Nevertheless, we wish to emphasize that the overwhelming majority of violations of the laws and customs of warfare have been and are still being committed by the regular, irregular, para-military and covert forces of states, not by national liberation fighters. The Western news media have purposely distorted and perverted this numerical relationship in order to perpetrate the cult of counter-terrorism for their governments' own militaristic and terroristic purposes.
III. Non-International Armed Conflicts
With respect to those situations where sub-national groups or organizations use force against the apparatus of the state but nevertheless do not represent national liberation movements, we affirm the applicability of common article 3 to the Four Geneva Conventions of 1949 and their Additional Protocol II of 1977 to these non-international armed conflicts. In particular, the fundamental distinction between combatants and non-combatants must be maintained at all times and under all circumstances.
IV. The Role of the International Media
The international media also play a direct role in international terrorism when they uncritically disseminate disinformation from "official sources" that creates public support for the use of deadly force or other forms of economic and political violence against another state. The international media also play an indirect role in terrorism through a pattern of selective definition and coverage. The media specifically ignores or understates institutional forms of terrorism, preserving the term instead for national liberation movements and their supporters. In such ways the media become agents of ideological control, advancing an inverted standard of terrorism.
The principles of the United Nations Charter -- if applied in all of-their ramifications -- constitute an effective instrument for reshaping the actual policies of power and hegemony among sovereign states into those of mutual respect.
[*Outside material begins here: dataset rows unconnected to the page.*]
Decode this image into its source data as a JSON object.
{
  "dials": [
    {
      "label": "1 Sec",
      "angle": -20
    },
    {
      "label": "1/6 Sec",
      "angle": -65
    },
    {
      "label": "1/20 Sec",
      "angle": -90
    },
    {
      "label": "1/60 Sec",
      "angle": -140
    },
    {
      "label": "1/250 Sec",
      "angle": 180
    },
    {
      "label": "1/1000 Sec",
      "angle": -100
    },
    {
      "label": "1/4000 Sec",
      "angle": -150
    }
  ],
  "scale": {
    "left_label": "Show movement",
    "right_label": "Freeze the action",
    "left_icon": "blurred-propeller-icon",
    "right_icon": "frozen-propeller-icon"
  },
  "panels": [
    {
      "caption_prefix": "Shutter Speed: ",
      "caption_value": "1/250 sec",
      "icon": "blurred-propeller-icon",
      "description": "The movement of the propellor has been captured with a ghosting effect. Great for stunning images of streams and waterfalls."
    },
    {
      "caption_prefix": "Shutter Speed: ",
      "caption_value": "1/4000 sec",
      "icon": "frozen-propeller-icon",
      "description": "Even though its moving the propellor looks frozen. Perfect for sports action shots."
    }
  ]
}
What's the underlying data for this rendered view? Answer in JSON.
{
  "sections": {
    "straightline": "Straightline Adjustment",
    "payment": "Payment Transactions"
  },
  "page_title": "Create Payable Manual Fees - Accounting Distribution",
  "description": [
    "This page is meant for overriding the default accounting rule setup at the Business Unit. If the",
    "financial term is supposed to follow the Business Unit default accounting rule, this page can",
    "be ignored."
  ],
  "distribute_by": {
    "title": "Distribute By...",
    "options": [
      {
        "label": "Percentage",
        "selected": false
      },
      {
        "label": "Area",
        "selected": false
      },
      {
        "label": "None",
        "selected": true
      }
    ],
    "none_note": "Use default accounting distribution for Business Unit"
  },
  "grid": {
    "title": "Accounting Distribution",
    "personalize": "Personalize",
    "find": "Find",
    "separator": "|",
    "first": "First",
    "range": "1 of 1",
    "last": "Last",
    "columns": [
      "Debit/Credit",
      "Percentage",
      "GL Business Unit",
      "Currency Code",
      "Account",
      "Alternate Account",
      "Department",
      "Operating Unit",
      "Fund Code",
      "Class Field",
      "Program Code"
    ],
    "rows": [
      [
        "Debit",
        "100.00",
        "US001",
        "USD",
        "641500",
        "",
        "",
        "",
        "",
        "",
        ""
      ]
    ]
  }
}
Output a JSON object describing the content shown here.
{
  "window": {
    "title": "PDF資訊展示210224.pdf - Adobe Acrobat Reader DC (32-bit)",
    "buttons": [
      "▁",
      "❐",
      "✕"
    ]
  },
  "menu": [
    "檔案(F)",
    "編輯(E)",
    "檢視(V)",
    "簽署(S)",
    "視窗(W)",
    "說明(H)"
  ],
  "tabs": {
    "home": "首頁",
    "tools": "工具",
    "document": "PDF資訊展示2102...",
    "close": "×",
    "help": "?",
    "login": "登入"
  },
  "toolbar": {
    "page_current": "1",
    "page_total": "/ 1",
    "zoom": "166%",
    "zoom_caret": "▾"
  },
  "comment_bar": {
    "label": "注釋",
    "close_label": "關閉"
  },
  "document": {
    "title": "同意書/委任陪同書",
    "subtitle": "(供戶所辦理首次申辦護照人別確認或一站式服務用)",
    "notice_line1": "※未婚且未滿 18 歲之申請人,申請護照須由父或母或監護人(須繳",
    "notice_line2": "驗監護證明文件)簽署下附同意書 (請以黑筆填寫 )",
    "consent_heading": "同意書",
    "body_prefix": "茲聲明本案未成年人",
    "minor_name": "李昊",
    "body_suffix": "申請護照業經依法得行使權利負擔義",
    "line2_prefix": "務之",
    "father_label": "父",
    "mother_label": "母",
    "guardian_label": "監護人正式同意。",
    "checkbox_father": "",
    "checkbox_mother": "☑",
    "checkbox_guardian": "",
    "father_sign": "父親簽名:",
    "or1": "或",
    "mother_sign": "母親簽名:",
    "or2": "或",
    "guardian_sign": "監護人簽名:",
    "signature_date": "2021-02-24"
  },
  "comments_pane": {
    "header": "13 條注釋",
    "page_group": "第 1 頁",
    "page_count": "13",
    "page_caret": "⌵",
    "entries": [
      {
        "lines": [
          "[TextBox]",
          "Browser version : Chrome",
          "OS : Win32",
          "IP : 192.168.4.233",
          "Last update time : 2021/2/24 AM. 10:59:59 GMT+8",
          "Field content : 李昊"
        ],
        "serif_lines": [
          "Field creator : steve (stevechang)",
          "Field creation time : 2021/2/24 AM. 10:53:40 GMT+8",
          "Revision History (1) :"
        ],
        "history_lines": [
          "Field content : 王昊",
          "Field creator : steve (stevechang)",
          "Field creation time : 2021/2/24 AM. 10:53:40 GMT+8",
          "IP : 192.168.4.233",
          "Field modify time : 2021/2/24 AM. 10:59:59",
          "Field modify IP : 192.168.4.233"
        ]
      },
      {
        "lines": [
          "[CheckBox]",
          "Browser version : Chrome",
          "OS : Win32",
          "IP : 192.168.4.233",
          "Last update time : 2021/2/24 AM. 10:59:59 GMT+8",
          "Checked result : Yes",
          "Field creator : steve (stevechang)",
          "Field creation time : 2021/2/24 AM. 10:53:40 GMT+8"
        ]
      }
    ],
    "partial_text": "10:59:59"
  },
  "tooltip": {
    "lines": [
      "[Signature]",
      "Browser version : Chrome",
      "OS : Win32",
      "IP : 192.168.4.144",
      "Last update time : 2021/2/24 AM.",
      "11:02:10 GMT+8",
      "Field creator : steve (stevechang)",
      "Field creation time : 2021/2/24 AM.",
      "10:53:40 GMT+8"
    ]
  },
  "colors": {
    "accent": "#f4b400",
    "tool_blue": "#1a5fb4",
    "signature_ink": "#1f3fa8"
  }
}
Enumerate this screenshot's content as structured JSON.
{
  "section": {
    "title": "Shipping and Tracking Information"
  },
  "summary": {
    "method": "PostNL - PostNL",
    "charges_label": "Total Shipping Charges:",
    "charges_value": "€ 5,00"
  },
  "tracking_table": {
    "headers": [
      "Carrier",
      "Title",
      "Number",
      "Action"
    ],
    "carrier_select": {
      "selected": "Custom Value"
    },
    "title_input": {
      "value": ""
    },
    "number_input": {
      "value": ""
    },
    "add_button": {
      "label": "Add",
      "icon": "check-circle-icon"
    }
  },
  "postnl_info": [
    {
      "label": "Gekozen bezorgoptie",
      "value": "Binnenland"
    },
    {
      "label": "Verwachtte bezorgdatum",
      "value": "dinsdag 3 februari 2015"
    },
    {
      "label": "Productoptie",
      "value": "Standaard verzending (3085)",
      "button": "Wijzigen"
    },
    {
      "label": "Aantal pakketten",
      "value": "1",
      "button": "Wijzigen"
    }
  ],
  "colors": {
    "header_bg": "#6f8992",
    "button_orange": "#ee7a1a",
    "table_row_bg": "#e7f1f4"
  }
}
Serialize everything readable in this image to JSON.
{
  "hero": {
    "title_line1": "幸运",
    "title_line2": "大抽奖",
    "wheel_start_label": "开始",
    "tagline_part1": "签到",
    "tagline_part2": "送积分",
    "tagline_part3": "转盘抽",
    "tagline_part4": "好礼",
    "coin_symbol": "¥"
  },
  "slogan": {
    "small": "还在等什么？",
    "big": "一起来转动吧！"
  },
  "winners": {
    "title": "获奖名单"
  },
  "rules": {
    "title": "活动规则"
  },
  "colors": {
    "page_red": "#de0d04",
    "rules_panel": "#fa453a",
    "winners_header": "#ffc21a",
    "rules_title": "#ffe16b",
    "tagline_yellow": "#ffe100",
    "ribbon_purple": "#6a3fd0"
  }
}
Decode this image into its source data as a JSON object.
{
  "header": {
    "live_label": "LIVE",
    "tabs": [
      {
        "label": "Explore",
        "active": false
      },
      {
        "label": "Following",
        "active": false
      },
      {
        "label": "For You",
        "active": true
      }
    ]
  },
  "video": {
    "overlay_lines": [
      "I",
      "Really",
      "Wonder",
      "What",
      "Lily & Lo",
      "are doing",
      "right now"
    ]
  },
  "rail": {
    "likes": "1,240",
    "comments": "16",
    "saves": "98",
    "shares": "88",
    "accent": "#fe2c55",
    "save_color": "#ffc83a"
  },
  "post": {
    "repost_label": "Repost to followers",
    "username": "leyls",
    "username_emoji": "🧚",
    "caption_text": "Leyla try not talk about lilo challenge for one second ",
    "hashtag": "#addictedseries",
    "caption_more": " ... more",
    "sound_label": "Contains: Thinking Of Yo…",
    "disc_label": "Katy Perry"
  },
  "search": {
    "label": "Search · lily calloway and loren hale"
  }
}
Conversely, the real international terrorism is founded in the imposition of the will of the powerful states upon the weak by means of economic, political, cultural and military domination. We declare that the key to ending all forms of terrorism is the development of new relations among nations and peoples based on unfailing respect for the right to self-determination of peoples, and on a greater measure of economic, political and social equality on a world scale.